**WORK REQUEST**
Only the text belongs in the copy: repeat each record exactly, without pictures.

━━━ RECORD EXTRACTS ━━━

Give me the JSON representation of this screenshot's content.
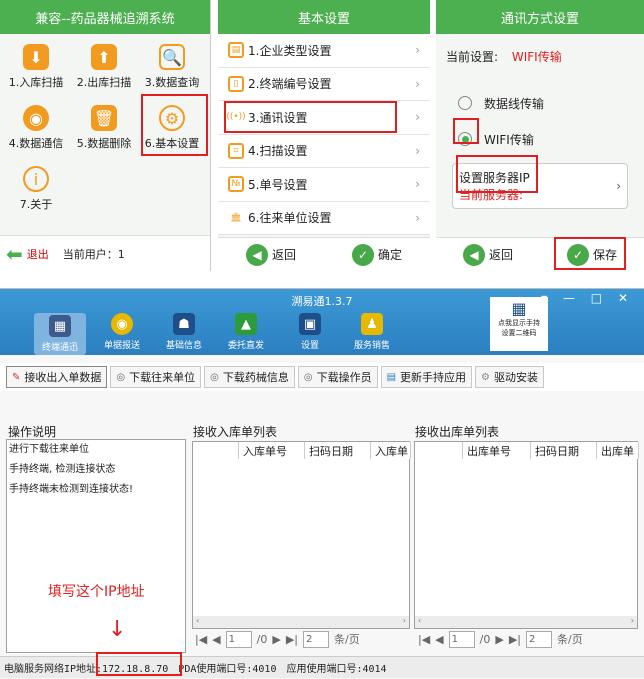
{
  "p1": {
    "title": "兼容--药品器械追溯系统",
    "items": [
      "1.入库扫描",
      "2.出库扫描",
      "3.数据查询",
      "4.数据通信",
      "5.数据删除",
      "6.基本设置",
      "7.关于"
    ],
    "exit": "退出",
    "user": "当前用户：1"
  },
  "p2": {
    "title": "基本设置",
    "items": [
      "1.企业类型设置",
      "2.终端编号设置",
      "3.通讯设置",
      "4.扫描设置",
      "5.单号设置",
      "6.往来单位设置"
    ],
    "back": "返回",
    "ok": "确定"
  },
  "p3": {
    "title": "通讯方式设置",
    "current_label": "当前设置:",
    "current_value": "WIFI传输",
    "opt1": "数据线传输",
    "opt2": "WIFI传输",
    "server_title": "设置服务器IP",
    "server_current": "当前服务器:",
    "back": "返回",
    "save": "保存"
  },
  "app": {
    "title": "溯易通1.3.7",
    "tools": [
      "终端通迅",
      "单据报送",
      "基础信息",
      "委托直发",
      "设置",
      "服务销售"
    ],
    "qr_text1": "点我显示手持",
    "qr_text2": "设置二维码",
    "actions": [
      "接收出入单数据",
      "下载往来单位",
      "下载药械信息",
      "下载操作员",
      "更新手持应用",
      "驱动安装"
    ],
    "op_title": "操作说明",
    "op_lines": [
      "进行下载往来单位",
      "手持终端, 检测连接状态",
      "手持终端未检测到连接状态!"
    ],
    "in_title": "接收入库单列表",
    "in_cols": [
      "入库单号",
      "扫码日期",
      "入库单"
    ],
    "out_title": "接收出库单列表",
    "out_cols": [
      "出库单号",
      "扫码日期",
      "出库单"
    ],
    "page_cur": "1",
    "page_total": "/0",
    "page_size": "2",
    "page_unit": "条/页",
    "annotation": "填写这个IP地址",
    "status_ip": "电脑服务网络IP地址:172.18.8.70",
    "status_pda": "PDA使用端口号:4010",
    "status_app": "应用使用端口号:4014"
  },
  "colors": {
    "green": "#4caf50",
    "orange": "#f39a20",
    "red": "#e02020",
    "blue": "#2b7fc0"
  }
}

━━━

**WORKED SOLUTION**
Give me the JSON representation of this screenshot's content.
{
  "p1": {
    "title": "兼容--药品器械追溯系统",
    "items": [
      "1.入库扫描",
      "2.出库扫描",
      "3.数据查询",
      "4.数据通信",
      "5.数据删除",
      "6.基本设置",
      "7.关于"
    ],
    "exit": "退出",
    "user": "当前用户：1"
  },
  "p2": {
    "title": "基本设置",
    "items": [
      "1.企业类型设置",
      "2.终端编号设置",
      "3.通讯设置",
      "4.扫描设置",
      "5.单号设置",
      "6.往来单位设置"
    ],
    "back": "返回",
    "ok": "确定"
  },
  "p3": {
    "title": "通讯方式设置",
    "current_label": "当前设置:",
    "current_value": "WIFI传输",
    "opt1": "数据线传输",
    "opt2": "WIFI传输",
    "server_title": "设置服务器IP",
    "server_current": "当前服务器:",
    "back": "返回",
    "save": "保存"
  },
  "app": {
    "title": "溯易通1.3.7",
    "tools": [
      "终端通迅",
      "单据报送",
      "基础信息",
      "委托直发",
      "设置",
      "服务销售"
    ],
    "qr_text1": "点我显示手持",
    "qr_text2": "设置二维码",
    "actions": [
      "接收出入单数据",
      "下载往来单位",
      "下载药械信息",
      "下载操作员",
      "更新手持应用",
      "驱动安装"
    ],
    "op_title": "操作说明",
    "op_lines": [
      "进行下载往来单位",
      "手持终端, 检测连接状态",
      "手持终端未检测到连接状态!"
    ],
    "in_title": "接收入库单列表",
    "in_cols": [
      "入库单号",
      "扫码日期",
      "入库单"
    ],
    "out_title": "接收出库单列表",
    "out_cols": [
      "出库单号",
      "扫码日期",
      "出库单"
    ],
    "page_cur": "1",
    "page_total": "/0",
    "page_size": "2",
    "page_unit": "条/页",
    "annotation": "填写这个IP地址",
    "status_ip": "电脑服务网络IP地址:172.18.8.70",
    "status_pda": "PDA使用端口号:4010",
    "status_app": "应用使用端口号:4014"
  },
  "colors": {
    "green": "#4caf50",
    "orange": "#f39a20",
    "red": "#e02020",
    "blue": "#2b7fc0"
  }
}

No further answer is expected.